Background: Depression in adolescents is often overlooked and misdiagnosed; however, it is an important mental health problem which is associated with major functional impairments across daily domains of living, and considerable morbidity. The aim of this research is to examine the prevalence of self-reported depressive symptoms among Jamaican adolescents, and the associated sociodemographic factors.
Subjects and Method: This cross-sectional study included 3003 students between 10 and 15 years old in Jamaica. Survey methodology was used in the collection of the data.
Results: Of the sample of students, 47% were males. One hundred and thirty-four (4.5%) reported having depressive symptoms. The factors significantly associated with depressive symptoms were negative community attributes (B = 1.1; p = 0.001), protective factors within the home (B = 0.72; p = 0.000), gender (B = 1.92; p = 0.000), and learning problems (B = 3.1; p = 0.000).
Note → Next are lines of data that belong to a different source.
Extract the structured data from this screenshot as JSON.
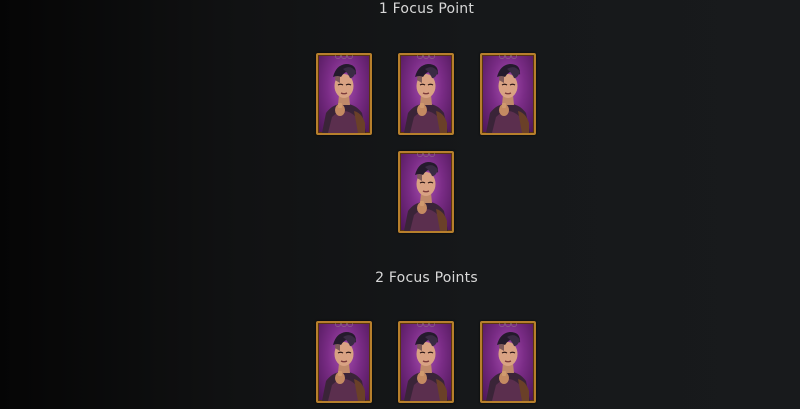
{
  "sections": [
    {
      "title": "1 Focus Point"
    },
    {
      "title": "2 Focus Points"
    }
  ],
  "card": {
    "stars": "○○○",
    "border_color": "#b77f2c",
    "background_color": "#8a3596",
    "icon": "champion-portrait-icon"
  }
}
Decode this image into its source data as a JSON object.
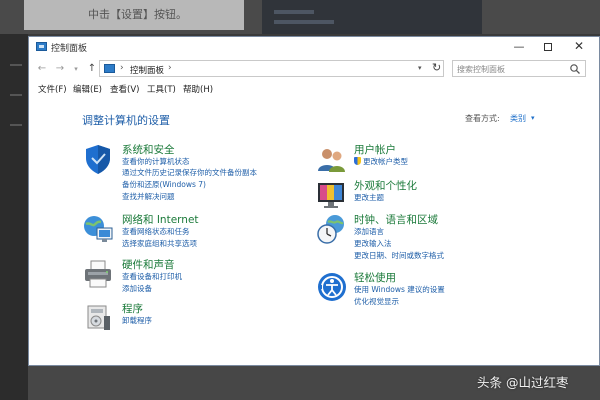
{
  "background": {
    "top_text": "中击【设置】按钮。"
  },
  "window": {
    "title": "控制面板",
    "minimize": "—",
    "close": "✕"
  },
  "address": {
    "path": "控制面板",
    "separator": "›",
    "search_placeholder": "搜索控制面板"
  },
  "menu": [
    "文件(F)",
    "编辑(E)",
    "查看(V)",
    "工具(T)",
    "帮助(H)"
  ],
  "main": {
    "title": "调整计算机的设置",
    "view_by_label": "查看方式:",
    "view_by_value": "类别"
  },
  "categories": {
    "system_security": {
      "title": "系统和安全",
      "links": [
        "查看你的计算机状态",
        "通过文件历史记录保存你的文件备份副本",
        "备份和还原(Windows 7)",
        "查找并解决问题"
      ]
    },
    "network": {
      "title": "网络和 Internet",
      "links": [
        "查看网络状态和任务",
        "选择家庭组和共享选项"
      ]
    },
    "hardware": {
      "title": "硬件和声音",
      "links": [
        "查看设备和打印机",
        "添加设备"
      ]
    },
    "programs": {
      "title": "程序",
      "links": [
        "卸载程序"
      ]
    },
    "user_accounts": {
      "title": "用户帐户",
      "links": [
        "更改帐户类型"
      ]
    },
    "appearance": {
      "title": "外观和个性化",
      "links": [
        "更改主题"
      ]
    },
    "clock_region": {
      "title": "时钟、语言和区域",
      "links": [
        "添加语言",
        "更改输入法",
        "更改日期、时间或数字格式"
      ]
    },
    "ease": {
      "title": "轻松使用",
      "links": [
        "使用 Windows 建议的设置",
        "优化视觉显示"
      ]
    }
  },
  "watermark": "头条 @山过红枣",
  "colors": {
    "link": "#1e5ea8",
    "category_title": "#1b7a3a",
    "accent": "#2d7cc8"
  }
}
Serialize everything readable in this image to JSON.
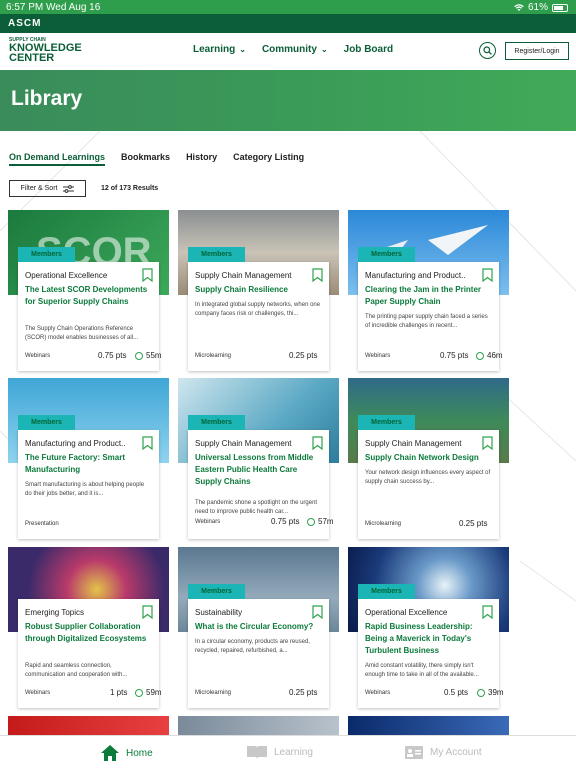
{
  "status_bar": {
    "time": "6:57 PM",
    "date": "Wed Aug 16",
    "battery": "61%"
  },
  "brand": {
    "ascm": "ASCM",
    "line1": "SUPPLY CHAIN",
    "line2": "KNOWLEDGE",
    "line3": "CENTER"
  },
  "nav": {
    "learning": "Learning",
    "community": "Community",
    "job_board": "Job Board",
    "register": "Register/Login"
  },
  "hero": {
    "title": "Library"
  },
  "tabs": [
    "On Demand Learnings",
    "Bookmarks",
    "History",
    "Category Listing"
  ],
  "filter": {
    "label": "Filter & Sort",
    "results": "12 of 173 Results"
  },
  "cards": [
    {
      "badge": "Members",
      "category": "Operational Excellence",
      "title": "The Latest SCOR Developments for Superior Supply Chains",
      "desc": "The Supply Chain Operations Reference (SCOR) model enables businesses of all...",
      "type": "Webinars",
      "pts": "0.75 pts",
      "duration": "55m",
      "thumb_text": "SCOR"
    },
    {
      "badge": "Members",
      "category": "Supply Chain Management",
      "title": "Supply Chain Resilience",
      "desc": "In integrated global supply networks, when one company faces risk or challenges, thi...",
      "type": "Microlearning",
      "pts": "0.25 pts",
      "duration": ""
    },
    {
      "badge": "Members",
      "category": "Manufacturing and Product..",
      "title": "Clearing the Jam in the Printer Paper Supply Chain",
      "desc": "The printing paper supply chain faced a series of incredible challenges in recent...",
      "type": "Webinars",
      "pts": "0.75 pts",
      "duration": "46m"
    },
    {
      "badge": "Members",
      "category": "Manufacturing and Product..",
      "title": "The Future Factory: Smart Manufacturing",
      "desc": "Smart manufacturing is about helping people do their jobs better, and it is...",
      "type": "Presentation",
      "pts": "",
      "duration": ""
    },
    {
      "badge": "Members",
      "category": "Supply Chain Management",
      "title": "Universal Lessons from Middle Eastern Public Health Care Supply Chains",
      "desc": "The pandemic shone a spotlight on the urgent need to improve public health car...",
      "type": "Webinars",
      "pts": "0.75 pts",
      "duration": "57m"
    },
    {
      "badge": "Members",
      "category": "Supply Chain Management",
      "title": "Supply Chain Network Design",
      "desc": "Your network design influences every aspect of supply chain success by...",
      "type": "Microlearning",
      "pts": "0.25 pts",
      "duration": ""
    },
    {
      "badge": "",
      "category": "Emerging Topics",
      "title": "Robust Supplier Collaboration through Digitalized Ecosystems",
      "desc": "Rapid and seamless connection, communication and cooperation with...",
      "type": "Webinars",
      "pts": "1 pts",
      "duration": "59m"
    },
    {
      "badge": "Members",
      "category": "Sustainability",
      "title": "What is the Circular Economy?",
      "desc": "In a circular economy, products are reused, recycled, repaired, refurbished, a...",
      "type": "Microlearning",
      "pts": "0.25 pts",
      "duration": ""
    },
    {
      "badge": "Members",
      "category": "Operational Excellence",
      "title": "Rapid Business Leadership: Being a Maverick in Today's Turbulent Business",
      "desc": "Amid constant volatility, there simply isn't enough time to take in all of the available...",
      "type": "Webinars",
      "pts": "0.5 pts",
      "duration": "39m"
    }
  ],
  "bottom_nav": {
    "home": "Home",
    "learning": "Learning",
    "account": "My Account"
  },
  "colors": {
    "brand_green": "#0b5e37",
    "title_green": "#0b7a3b",
    "badge_teal": "#1bb5b5"
  }
}
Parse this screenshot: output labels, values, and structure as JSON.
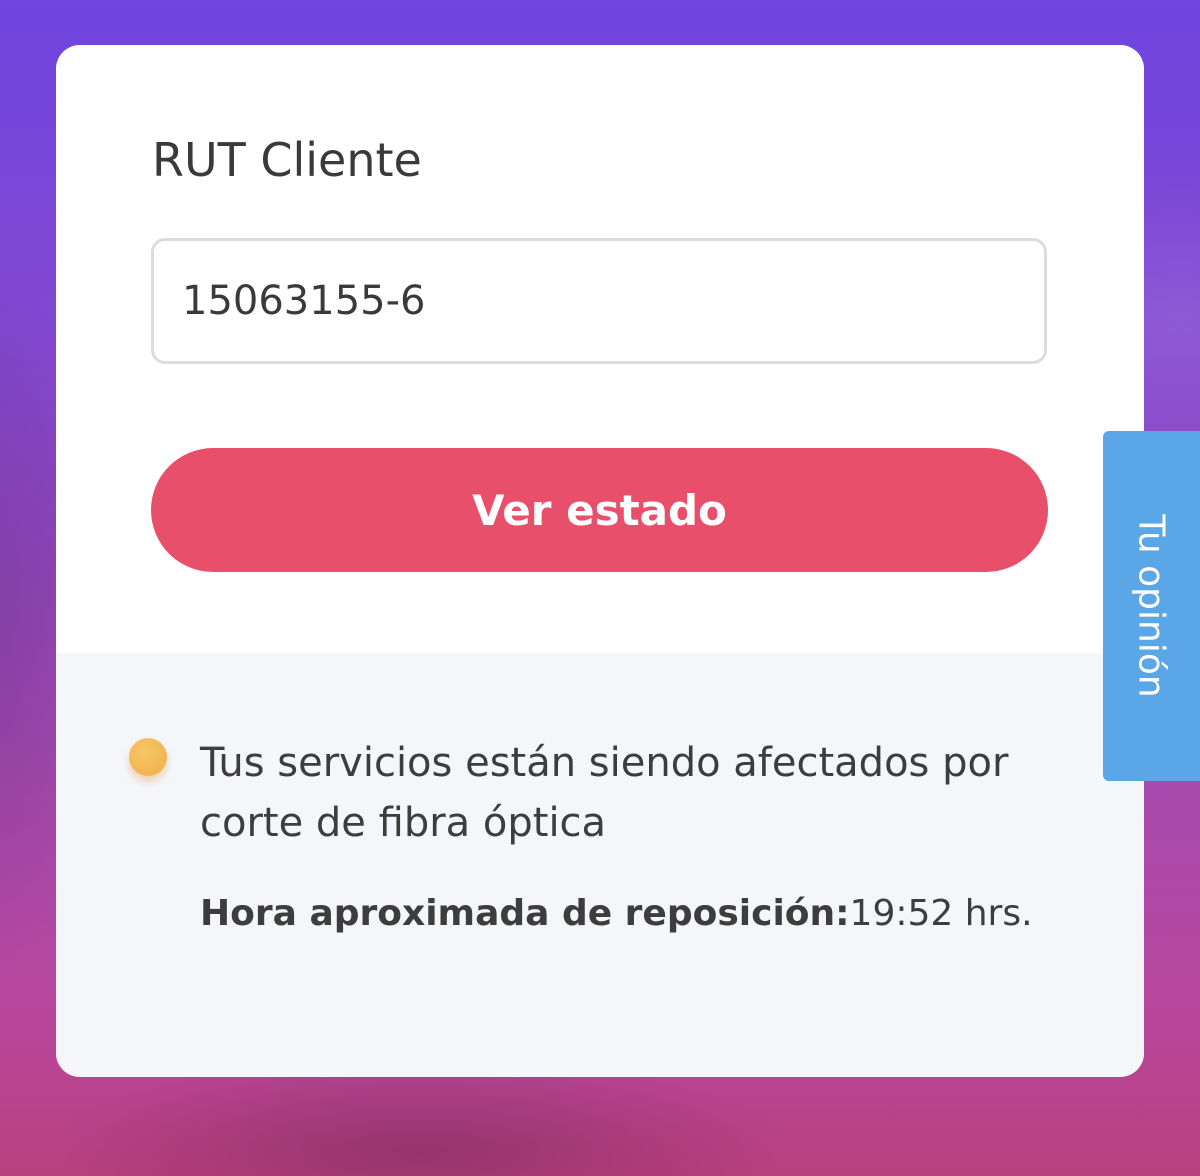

Conclusion: Results indicate rates of depressive symptomatology reported among adolescents in Jamaica are consistent with rates reported in the literature.